Have you ever been to a museum and looked at a beautiful painting? The depth of color, the intricate variations of texture and the captivating lines all combine with the way that the light is reflected and seems to be drawn into the painting.
Imagine what that same painting would look like if it were painted on tree bark or fence boards instead of a high-quality canvas.
The medium (or substrate) that is used in a work of art has a lot of control over the finished product. Polished concrete is no different. You have all seen beautiful pictures of floors that show fantastic color, reflectivity and clarity. A breathtaking array of patterns and designs are shown in Concrete Decor and other magazines all the time. What you don’t see are the close-up shots of poorly finished column block-outs, hand-finished edges at cold pour joints, or the spalled control joints that were cut using a dull saw blade in such a way that the aggregate is ripped out of the slab rather than cut through. Not many people in our industry want to admit that these issues are out there. But your customers will find these issues and expect the flooring contractor to try to fix them.
Unfortunately, on most remodel projects there is not a lot that can be done to control these types of issues, and the repair methods are a topic for a whole different article. (Discussing these potential concerns with your customer ahead of time will greatly help your situation.)
However, on new construction, with good planning and forethought you can take the concrete finish from really bad to pretty good, and this will take your customer’s experience and satisfaction to a whole new level.
Not every project has the controls in place that some of the better national retailers are able to command. On your everyday project, more often than not, the lowest-priced concrete finisher is who ends up with the project. Still, managing the quality of the concrete pour and finish is an integral part of turning out consistently high-quality concrete floors.
In my experience I have found that preventing problems on the front end is much easier than trying to fix them.
The prevention process starts by making sure that the polished concrete contractor is involved as early in the project as possible. I recommend having a preconstruction meeting with the customer, architect, general contractor, concrete finisher, mason and polished concrete contractor. This is not hard to do, as any project of size has meetings with all of these parties in attendance before construction begins. Since the polished concrete subcontractor is ultimately responsible for the finished project, he or she should run this portion of the meeting. All aspects of the concrete placement should be discussed: mix design, curing methods, weather issues and how they can potentially affect the finished product, the specific equipment that will be used to finish the slab, edging techniques, column block-out treatments, flatness and levelness, cure time before any grinding occurs, floor protection during construction (a big one) and anything else that will have a bearing on the final outcome. This is also a good time to discuss maintenance, since all involved parties are in the room together.

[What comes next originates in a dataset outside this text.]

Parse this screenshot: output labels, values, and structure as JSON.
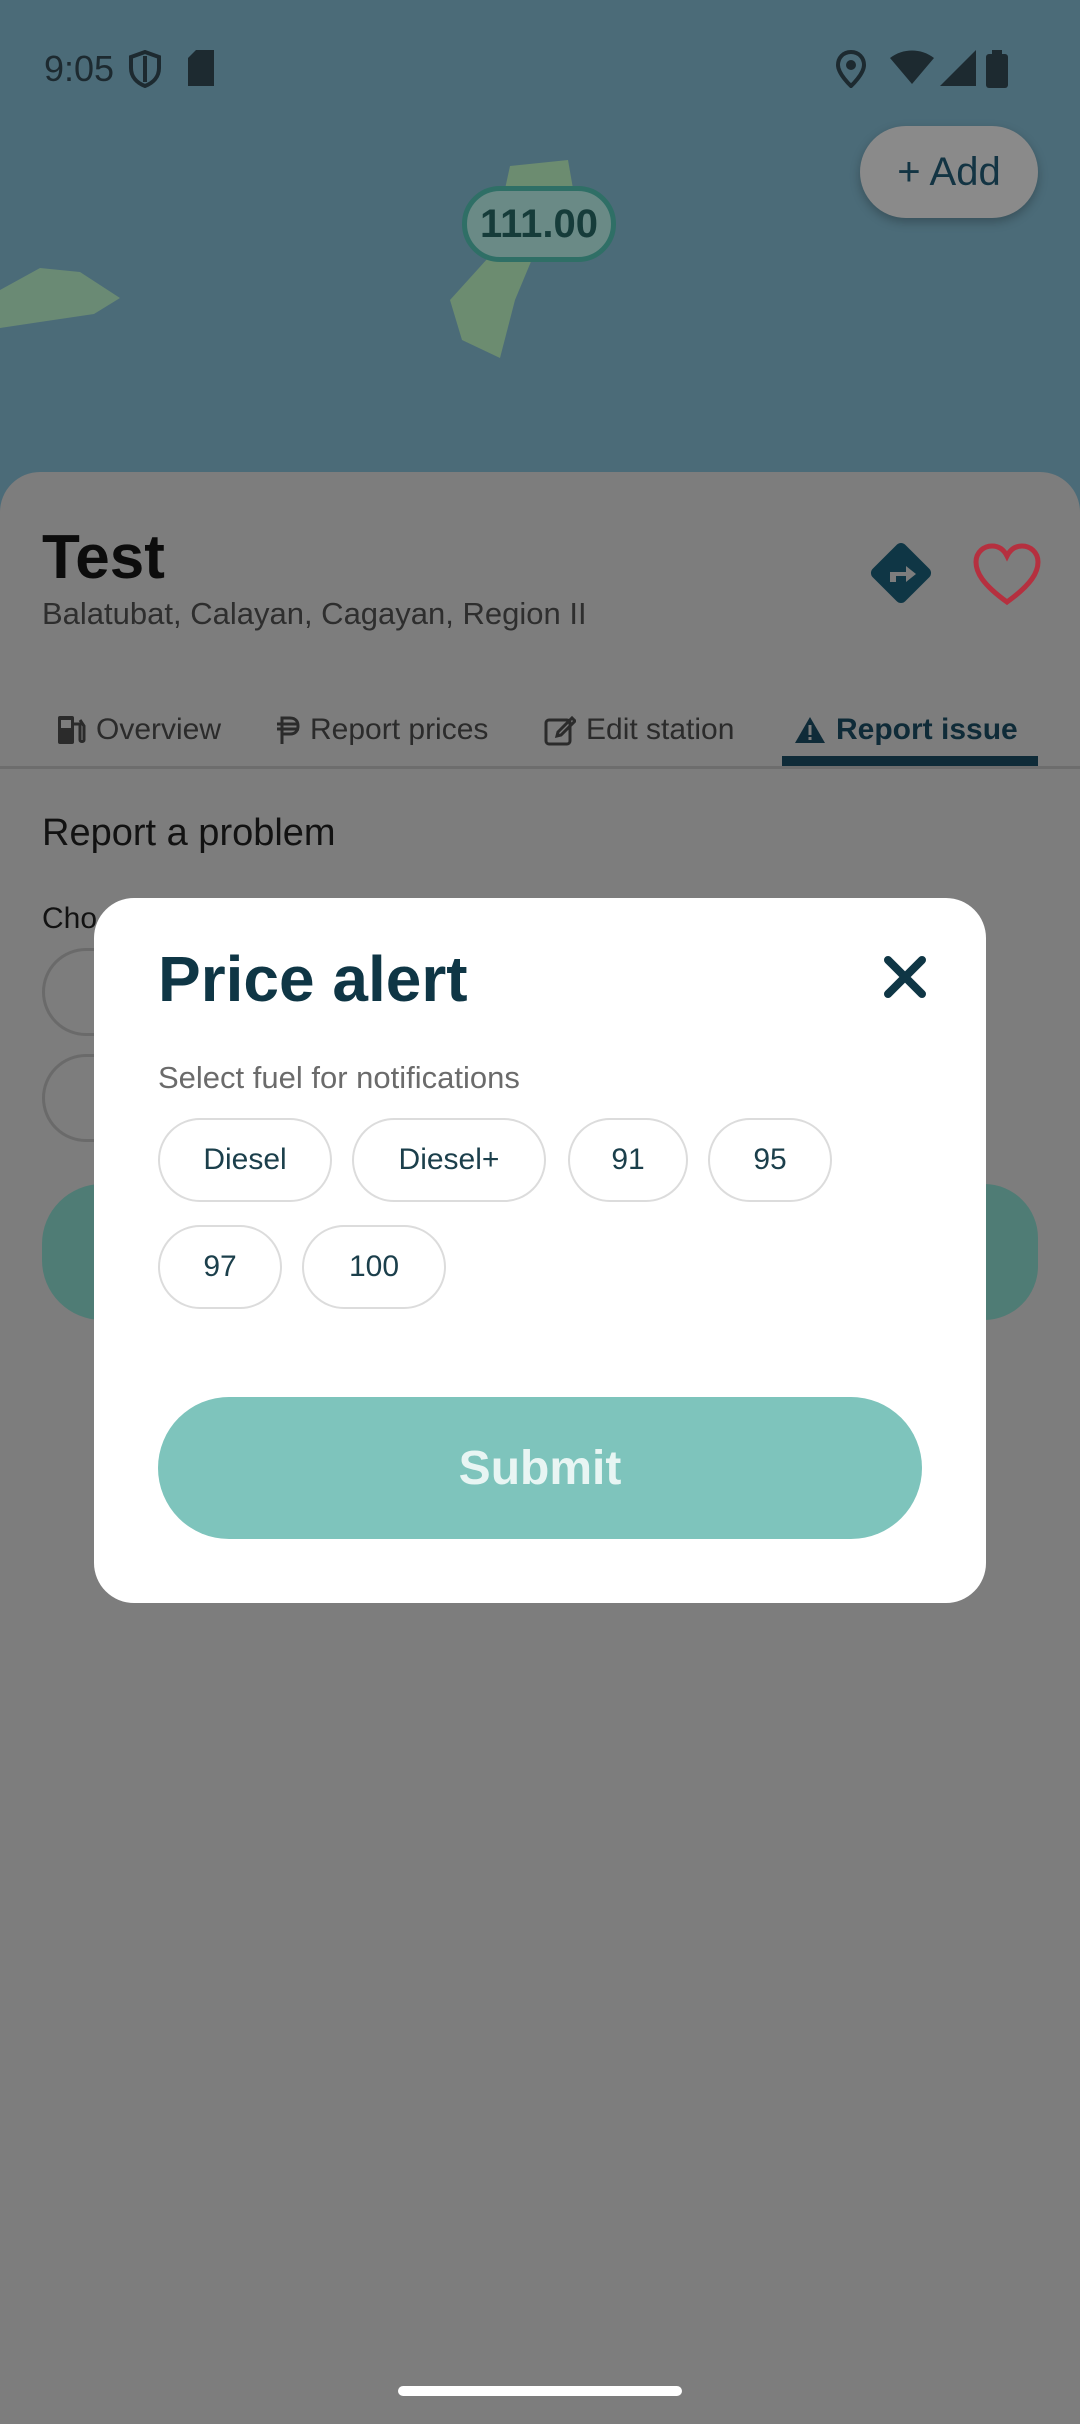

One important thing to remember is that if a slab is poorly finished at the beginning, you have the option of choosing to take it out and replace it. If the building is built and at the end of the project you do not like the result, it is impossible to replace the slab properly at that point.
I recommend having specific floor flatness levels and testing built into the specifications. This will help ensure that the polished concrete floor will have consistent aggregate exposure throughout the project. If there are sharp deviations in flatness, this is usually reflected in spot areas of large aggregate exposure.
Edges are also significant because hand-finished concrete is more porous than mechanically troweled concrete is. The most common result of hand-troweled edges is a general white appearance, because the open pores of the concrete do not get polished while the surface does. This problem is especially common along block walls where the concrete is poured to the wall, as opposed to the slab being poured and mechanically finished before the block wall is placed on top of the slab. A block-on-slab wall will have a much more consistent edge.
There are many ways that slabs can be poorly finished, and not all of these have anything to do with the concrete finisher. Nature can play a major role in how a slab finishes out as well. Rain, wind, sunshine and ice can cause issues. It is important to discuss this with the general contractor beforehand. While schedule is always a driving factor, pouring on a risky day can really come back to hurt the finished floor. Sometimes waiting that extra day or pouring a day early can mean all the difference to the finished product.
Remember, prevention is the most important part of helping a concrete finish turn into a great canvas.